European Stocks to Claw Back Losses; Debt Fears Persist

European shares are seen clawing back some of the losses they saw on Monday, but persisting concerns over the debt crisis in Europe could keep gains in check.

Close-up of a pen on stock price chart
Close-up of a pen on stock price chart

The FTSE 100 is seen opening the day higher by 19, the DAX is seen opening up by 45 and the CAChigher by 17 points.

Fears that the euro zone debt crisis could spread to core countries were heightened on Monday with the resignation of Dutch Prime Minister Mark Rutte after the collapse of austerity talks at the weekend. The political wrangling has left a vacuum with early elections now on the agenda.

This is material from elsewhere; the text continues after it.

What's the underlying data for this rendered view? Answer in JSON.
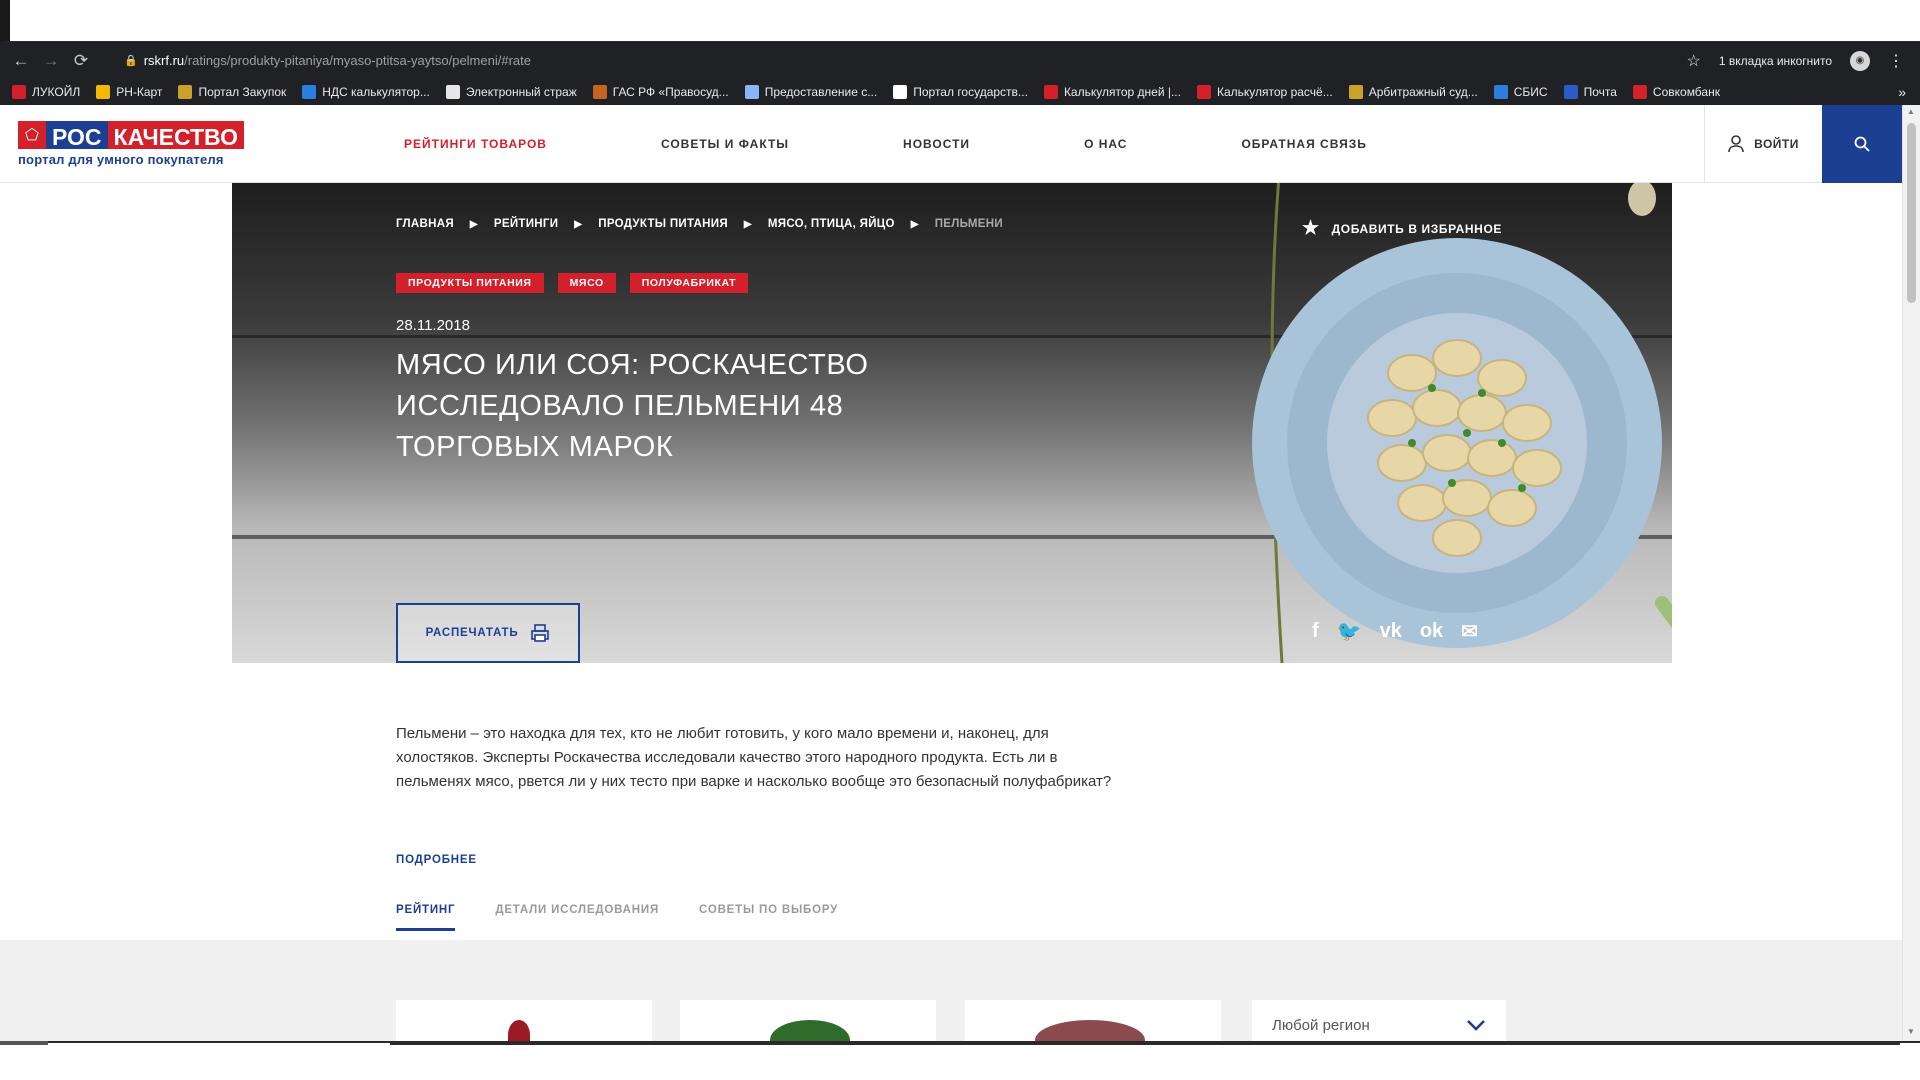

In company news, Facebook reported its first quarter on quarter slide in revenue in at least two years as the social media giant gears up for its impending IPO.

European companies reporting on Tuesday include Sweden’s Nordea and SEB the UK's ARM Holdings and Associated British Foods .

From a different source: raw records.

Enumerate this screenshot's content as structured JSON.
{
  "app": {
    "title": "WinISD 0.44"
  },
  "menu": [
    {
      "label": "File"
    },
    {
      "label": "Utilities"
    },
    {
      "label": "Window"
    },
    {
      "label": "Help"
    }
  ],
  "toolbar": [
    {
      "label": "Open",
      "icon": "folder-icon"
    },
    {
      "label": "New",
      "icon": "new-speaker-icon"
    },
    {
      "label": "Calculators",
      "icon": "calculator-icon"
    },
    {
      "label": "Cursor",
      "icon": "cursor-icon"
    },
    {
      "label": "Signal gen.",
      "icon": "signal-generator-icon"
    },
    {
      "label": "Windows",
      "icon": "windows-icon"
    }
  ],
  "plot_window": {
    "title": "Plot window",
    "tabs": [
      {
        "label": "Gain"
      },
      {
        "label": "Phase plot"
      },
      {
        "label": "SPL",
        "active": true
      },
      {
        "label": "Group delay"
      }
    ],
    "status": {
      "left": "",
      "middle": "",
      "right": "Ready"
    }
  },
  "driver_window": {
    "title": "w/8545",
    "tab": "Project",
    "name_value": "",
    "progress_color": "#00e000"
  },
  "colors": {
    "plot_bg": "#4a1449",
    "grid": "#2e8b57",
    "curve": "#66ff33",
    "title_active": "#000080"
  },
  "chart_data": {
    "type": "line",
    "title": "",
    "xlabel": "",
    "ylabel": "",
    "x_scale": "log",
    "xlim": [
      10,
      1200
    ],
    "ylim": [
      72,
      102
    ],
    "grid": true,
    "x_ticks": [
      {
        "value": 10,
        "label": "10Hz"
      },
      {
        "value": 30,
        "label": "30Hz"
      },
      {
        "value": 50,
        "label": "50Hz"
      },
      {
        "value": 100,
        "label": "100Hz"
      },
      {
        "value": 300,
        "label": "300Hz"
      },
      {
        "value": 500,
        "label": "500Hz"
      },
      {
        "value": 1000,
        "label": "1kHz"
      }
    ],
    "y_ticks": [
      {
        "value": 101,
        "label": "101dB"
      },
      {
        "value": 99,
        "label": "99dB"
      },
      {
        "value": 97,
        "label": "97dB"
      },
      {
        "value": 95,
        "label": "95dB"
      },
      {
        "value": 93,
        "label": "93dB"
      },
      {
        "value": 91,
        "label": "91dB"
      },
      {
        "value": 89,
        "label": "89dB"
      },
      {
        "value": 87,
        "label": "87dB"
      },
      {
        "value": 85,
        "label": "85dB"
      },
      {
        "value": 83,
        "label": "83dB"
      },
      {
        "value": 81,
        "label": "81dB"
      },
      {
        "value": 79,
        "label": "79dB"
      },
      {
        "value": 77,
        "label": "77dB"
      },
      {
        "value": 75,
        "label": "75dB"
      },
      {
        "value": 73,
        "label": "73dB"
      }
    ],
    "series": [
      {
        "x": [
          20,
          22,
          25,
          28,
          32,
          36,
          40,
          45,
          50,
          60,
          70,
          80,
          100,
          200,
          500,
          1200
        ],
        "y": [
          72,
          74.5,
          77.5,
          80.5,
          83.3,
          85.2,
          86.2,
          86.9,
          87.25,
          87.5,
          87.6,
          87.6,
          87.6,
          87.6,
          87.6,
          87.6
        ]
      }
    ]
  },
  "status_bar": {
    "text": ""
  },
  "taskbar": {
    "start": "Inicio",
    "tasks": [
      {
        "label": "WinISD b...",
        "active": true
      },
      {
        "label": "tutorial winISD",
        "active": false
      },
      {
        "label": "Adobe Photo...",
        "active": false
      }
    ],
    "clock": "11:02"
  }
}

Novartis recorded earnings of $1.27 per share in the first quarter, slightly below expectations of $1.32 per share in the quarter.

In the U.S. before the bell AT&T , Coachand Western Union report their first quarter earnings.

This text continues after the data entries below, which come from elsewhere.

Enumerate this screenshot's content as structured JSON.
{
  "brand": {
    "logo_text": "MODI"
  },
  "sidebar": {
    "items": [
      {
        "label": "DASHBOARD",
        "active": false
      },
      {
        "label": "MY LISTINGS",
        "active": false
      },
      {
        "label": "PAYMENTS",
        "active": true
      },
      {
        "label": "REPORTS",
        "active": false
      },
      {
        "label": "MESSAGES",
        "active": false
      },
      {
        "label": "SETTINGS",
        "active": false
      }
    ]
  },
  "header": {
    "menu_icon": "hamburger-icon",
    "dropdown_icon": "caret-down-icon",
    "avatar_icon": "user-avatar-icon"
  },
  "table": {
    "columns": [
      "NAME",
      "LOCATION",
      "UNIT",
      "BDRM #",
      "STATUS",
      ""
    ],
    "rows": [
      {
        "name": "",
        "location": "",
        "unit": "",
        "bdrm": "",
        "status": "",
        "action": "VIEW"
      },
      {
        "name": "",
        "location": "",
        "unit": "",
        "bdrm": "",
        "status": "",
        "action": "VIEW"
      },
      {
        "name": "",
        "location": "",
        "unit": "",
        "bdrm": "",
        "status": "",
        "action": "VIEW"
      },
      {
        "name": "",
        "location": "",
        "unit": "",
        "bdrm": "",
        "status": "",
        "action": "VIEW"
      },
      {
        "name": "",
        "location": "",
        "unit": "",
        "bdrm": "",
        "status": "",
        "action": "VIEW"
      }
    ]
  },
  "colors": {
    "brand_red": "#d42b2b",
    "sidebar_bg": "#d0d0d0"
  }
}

Tech behemoth Applewill be a stock to watch when it reports after the bell. The company has seen a sharp fall in its share price in the last couple of weeks.

Bond auctions which are likely to be followed closely on Tuesday include the Netherlands which tenders 1.5 to 2.5 billion euros ($1.9 to $3.2 billion) in July 2015 and January 2037-dated bonds at 9 am London time.

Spain, which has been in the eye of the debt crisis storm in recent weeks tenders up to 3 billion euros in short-term bills at 9:30 am London time.

The Leveson Inquiry takes a new twist Tuesday as James Murdoch, News Corp's deputy chief operating officer, who resigned as chairman of BSkyB earlier in the month gives evidence.

His father Rupert Murdoch is scheduled to give evidence on Wednesday.

Both have been at the center of the phone-hacking allegations in the British press which led to the closure of the News of the World last year.